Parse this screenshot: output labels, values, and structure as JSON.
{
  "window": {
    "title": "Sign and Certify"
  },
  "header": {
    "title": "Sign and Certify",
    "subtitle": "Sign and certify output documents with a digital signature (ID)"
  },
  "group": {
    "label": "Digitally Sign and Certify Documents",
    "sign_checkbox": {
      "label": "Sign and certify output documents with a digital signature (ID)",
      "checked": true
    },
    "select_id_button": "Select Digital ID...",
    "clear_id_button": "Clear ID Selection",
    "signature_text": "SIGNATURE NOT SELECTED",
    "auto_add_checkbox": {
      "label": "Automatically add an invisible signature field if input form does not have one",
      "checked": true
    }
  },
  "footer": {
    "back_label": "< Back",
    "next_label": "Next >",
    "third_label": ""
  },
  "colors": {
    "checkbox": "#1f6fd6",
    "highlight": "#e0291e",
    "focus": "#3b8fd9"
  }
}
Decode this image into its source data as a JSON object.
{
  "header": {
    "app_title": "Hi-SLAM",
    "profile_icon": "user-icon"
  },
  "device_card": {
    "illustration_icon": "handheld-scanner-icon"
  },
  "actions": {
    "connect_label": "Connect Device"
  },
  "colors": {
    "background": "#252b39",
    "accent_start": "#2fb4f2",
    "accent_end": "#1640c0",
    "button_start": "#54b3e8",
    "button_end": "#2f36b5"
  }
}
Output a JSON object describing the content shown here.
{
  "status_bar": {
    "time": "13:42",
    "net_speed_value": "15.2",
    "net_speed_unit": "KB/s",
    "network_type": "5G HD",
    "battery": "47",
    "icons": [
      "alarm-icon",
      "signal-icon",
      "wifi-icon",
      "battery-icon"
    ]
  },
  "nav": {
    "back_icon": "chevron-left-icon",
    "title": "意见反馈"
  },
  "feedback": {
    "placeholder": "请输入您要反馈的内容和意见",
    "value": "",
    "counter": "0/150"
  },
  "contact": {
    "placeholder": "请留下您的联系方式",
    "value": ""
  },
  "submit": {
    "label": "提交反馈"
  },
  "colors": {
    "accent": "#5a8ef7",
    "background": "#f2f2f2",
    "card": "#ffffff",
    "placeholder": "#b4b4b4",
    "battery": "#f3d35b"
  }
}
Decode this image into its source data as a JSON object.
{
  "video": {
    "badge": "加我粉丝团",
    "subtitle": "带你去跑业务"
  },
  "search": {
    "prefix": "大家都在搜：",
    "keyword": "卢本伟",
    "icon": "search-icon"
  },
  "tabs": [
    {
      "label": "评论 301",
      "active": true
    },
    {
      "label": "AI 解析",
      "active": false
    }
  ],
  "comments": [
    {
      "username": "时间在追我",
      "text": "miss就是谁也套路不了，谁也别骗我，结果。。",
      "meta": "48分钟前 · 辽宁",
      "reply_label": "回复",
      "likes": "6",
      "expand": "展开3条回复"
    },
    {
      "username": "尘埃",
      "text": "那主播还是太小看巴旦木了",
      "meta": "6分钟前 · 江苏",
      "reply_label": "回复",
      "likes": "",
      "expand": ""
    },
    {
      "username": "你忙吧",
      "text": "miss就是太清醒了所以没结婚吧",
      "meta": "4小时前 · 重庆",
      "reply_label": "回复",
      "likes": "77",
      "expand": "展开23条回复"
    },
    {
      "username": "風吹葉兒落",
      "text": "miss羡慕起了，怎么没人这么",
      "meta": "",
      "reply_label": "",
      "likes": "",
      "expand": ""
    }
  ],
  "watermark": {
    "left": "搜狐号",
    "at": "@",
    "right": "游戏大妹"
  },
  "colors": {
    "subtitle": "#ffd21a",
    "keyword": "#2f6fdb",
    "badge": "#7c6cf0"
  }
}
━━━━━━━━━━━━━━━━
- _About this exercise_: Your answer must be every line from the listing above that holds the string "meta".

- _Written reply_:
      "meta": "48分钟前 · 辽宁",
      "meta": "6分钟前 · 江苏",
      "meta": "4小时前 · 重庆",
      "meta": "",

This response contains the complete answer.